May ended with blast for one Tesla Model S owner who experienced a lightning strike somewhere around the car at the Tesla Supercharger in Columbus, Georgia (see video below).
According to the video description (and story on Teslarati), the Model S went nuts and was unable to disconnect from the charging station.
Sarah Day, Model S owner and video uploader, stated:
"Lightning struck near my Tesla while supercharging. The car went nuts and the 12v battery almost died. It couldn’t even be towed because the supercharger cable couldn’t be disconnected."
"I heard the crash, and just a second or two after about 9 errors popped up on the dashboard. Some of them were low charge warnings, saying it would disable some functions. Others were on how the car needs to be serviced. I was also getting that the car can’t be charged, and that the 12 volt battery is low."
"After the storm died down I got out of the car. The charging port wasn’t lit up, and when I tried to remove the cable it wouldn’t come out. I still had most of the functions in the car, including the touchscreen. The other car that was charging just a couple stalls down from me was completely fine and drove away, though I didn’t get to talk to that owner afterwards."
Well, when you can't disconnect the car and see bunch of errors with low 12 V battery, then you've got a problem.
"Sarah called Tesla but had trouble getting through due to high call volume. The company agreed to send a tow truck, but before it got there, the 12 volt battery failed and the touchscreen shut down. When the tow driver arrived, he attempted to charge up the battery but it took two attempts before the touchscreen came back to life. Even then, the charging cable still would not disconnect from the car. Sarah couldn’t get the sunroof to close, either."
We are hoping to get more info on this to see what actually happened to the car, but a big positive is that, according to Sarah, "Tesla customer service was amazing".
"The local Tesla service center will send a technician Monday morning to get the charging cable disconnected and bring the car in to be checked over. Sarah was told that each Supercharger has multiple relays and sensors to protect the cars from surges. At this point, she has no explanation for why her car was disabled, but expects a full report on Monday. She has complete confidence in Tesla service personal to identify the problem and get her car functioning properly again.
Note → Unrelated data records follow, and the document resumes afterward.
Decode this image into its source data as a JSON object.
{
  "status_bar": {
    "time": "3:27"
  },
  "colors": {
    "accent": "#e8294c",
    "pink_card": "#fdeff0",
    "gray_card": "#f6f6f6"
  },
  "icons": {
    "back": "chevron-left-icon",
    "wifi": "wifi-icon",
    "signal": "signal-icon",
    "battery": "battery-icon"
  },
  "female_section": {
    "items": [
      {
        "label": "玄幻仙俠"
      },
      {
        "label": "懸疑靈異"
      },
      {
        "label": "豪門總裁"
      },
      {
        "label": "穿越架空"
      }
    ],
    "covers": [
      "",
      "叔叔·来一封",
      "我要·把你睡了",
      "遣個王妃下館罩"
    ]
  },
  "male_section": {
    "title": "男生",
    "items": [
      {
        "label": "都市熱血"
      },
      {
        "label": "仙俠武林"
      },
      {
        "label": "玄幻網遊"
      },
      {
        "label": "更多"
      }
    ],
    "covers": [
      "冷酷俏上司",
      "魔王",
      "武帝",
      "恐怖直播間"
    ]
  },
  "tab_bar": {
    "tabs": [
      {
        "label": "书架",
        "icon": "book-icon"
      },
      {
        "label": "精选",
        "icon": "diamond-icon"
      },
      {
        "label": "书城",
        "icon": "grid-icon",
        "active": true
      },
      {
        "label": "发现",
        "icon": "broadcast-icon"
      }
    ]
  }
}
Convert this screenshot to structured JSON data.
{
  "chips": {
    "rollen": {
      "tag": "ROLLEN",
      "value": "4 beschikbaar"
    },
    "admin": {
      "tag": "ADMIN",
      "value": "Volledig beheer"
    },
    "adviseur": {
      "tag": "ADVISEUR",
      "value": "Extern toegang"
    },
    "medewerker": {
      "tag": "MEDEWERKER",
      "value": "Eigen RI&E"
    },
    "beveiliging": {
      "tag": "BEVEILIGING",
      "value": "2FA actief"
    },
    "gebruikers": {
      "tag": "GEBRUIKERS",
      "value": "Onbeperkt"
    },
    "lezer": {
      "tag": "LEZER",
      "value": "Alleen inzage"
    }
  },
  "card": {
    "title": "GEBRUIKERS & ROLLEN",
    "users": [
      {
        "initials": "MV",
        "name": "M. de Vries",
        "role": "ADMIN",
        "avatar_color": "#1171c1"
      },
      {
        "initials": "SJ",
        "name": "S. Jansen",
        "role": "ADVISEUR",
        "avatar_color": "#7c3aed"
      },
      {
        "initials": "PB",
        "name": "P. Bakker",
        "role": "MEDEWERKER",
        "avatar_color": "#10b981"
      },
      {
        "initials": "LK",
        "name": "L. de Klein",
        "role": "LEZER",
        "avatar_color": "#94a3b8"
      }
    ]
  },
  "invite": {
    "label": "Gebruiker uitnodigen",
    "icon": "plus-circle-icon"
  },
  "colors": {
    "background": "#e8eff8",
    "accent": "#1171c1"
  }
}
“They usually are pretty thorough with their descriptions of what went wrong. I’m hoping that it’s something simple. The technician in Marietta says the car may have sensed the large external voltage spike and disconnected everything as a safety precaution, but I don’t know if that would cause the charging port to malfunction.”